Samsung Could Use Liquid Cooling in Galaxy S7 to Boost Performance

Liquid cooling would help reduce operating temperatures and increase performance of the future handsets.

Samsung Galaxy S7, Samsung Galaxy S6, smartphones, liquid cooling, Qualcomm Snapdragon 820 processor

Samsung's next flagship smartphone, which will be the successor to the company's Galaxy S6 and S6 Edge+ phones, could be equipped with a liquid cooling system designed to lower the operating temperatures of the devices to increase performance.

That speculation is the latest rumor swirling about what will likely be Samsung's Galaxy S7 flagship phone models, which are expected to be announced just before the Mobile World Congress event in Barcelona, Spain, in late February.

The possibility of liquid cooling in the next phone model was raised in a report from Chinese Website UDN, according to a Dec. 7 story by Forbes. Samsung is reportedly seeking a component supplier to provide heat pipes, which wick away heat from other components to cool them, the story stated. The thin, tiny pipes allow liquid to circulate to remove heat using thermal dynamics. Liquid is a more efficient heat transfer medium than air.

The use of heat pipes, however, makes it trickier to build a slim phone, so the company has to find new ways to build such a feature into its devices, the story reported.

Other companies have used such technology in some of their mobile phones, including Microsoft and Sony, which used them in their Lumia 950 XL and Xperia Z5 phones, respectively.

Interestingly, Fujitsu in April unveiled a design for an innovative, thin heat pipe (pictured) that's less than 1mm thick that the company is developing to improve internal cooling in future smartphones, tablets, laptops and other compact electronic devices, according to an earlier eWEEK story. The low-profile heat pipe, which fits inside a device and wicks heat away from heat-generating components that are inside, is being developed by Fujitsu Laboratories. The liquid inside the heat pipe turns into a vapor after passing over the heat sources and then turns back into a liquid as it is cooled, similar to the process used in air conditioning systems.

Fujitsu's thin heat pipe reportedly is capable of transferring approximately five times more heat than current thin heat pipes, making it possible for CPUs and other heat-generating components to run cooler and to avoid concentrated hot spots inside devices, the story stated.

The latest heat pipe rumors are not the first to be heard about the Samsung's next-generation S7 smartphones.

In October, other reports said that the devices could come with a 3D Touch feature like that found in the latest Apple iPhone 6s models. Also possible is an extension of the Galaxy S6 Edge+ wraparound screen to the top of the handset, in addition to its existing wraparound sides.

The 3D Touch and expanded wraparound screen possibilities have been seen in "concept images" based on patents that have been applied for by Samsung. The concept drawings were produced by 3DFuture, which creates 3D interactive animations of mobile devices for the mobile industry.

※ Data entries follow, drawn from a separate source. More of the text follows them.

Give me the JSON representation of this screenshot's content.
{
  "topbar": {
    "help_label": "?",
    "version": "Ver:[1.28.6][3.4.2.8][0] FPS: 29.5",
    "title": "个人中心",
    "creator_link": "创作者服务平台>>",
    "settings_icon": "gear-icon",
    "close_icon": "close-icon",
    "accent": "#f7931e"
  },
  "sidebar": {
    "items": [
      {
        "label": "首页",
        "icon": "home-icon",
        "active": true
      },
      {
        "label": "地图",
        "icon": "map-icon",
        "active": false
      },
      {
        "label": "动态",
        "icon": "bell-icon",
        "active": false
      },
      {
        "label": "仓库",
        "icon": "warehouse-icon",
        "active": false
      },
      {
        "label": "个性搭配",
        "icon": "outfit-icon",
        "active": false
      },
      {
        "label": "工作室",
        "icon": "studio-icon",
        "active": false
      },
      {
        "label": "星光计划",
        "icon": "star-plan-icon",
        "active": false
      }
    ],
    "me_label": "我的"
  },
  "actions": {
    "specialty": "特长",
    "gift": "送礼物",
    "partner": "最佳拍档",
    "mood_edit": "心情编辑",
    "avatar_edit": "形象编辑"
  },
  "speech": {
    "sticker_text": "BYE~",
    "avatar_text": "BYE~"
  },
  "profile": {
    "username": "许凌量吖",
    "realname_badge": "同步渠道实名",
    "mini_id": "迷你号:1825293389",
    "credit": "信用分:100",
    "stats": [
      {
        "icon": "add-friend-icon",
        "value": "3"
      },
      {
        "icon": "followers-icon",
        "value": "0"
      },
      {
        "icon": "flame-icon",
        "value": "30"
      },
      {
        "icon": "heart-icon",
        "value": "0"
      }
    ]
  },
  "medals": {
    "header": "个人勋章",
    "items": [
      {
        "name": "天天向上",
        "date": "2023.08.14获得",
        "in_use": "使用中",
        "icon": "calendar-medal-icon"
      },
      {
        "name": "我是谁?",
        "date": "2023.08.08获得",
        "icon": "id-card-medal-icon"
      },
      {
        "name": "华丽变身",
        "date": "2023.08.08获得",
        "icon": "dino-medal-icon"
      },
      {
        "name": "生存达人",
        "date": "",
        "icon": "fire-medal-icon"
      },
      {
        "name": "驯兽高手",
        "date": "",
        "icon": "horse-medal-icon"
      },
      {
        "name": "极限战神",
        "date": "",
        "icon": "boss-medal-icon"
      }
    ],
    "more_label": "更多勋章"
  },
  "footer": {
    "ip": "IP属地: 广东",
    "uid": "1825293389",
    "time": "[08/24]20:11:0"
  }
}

The images are based on the patents from Samsung's recent applications.

In August, the first Galaxy S7 rumors began with reports that Samsung would give its next devices a processor upgrade as part of an Agile development process that is helping to bring it to market sooner than in the past, according to an earlier eWEEK report. The potential replacement of the existing 64-bit Exynos 7 processors in the current Galaxy S6 smartphones with Qualcomm Snapdragon 820 processors is part of an ongoing Agile design process that could also shave one to two months off the phone's typical development path to get it ready by December.

The latest Galaxy S6 and S6 Edge+ and Galaxy Note 5 smartphones hit the market in August.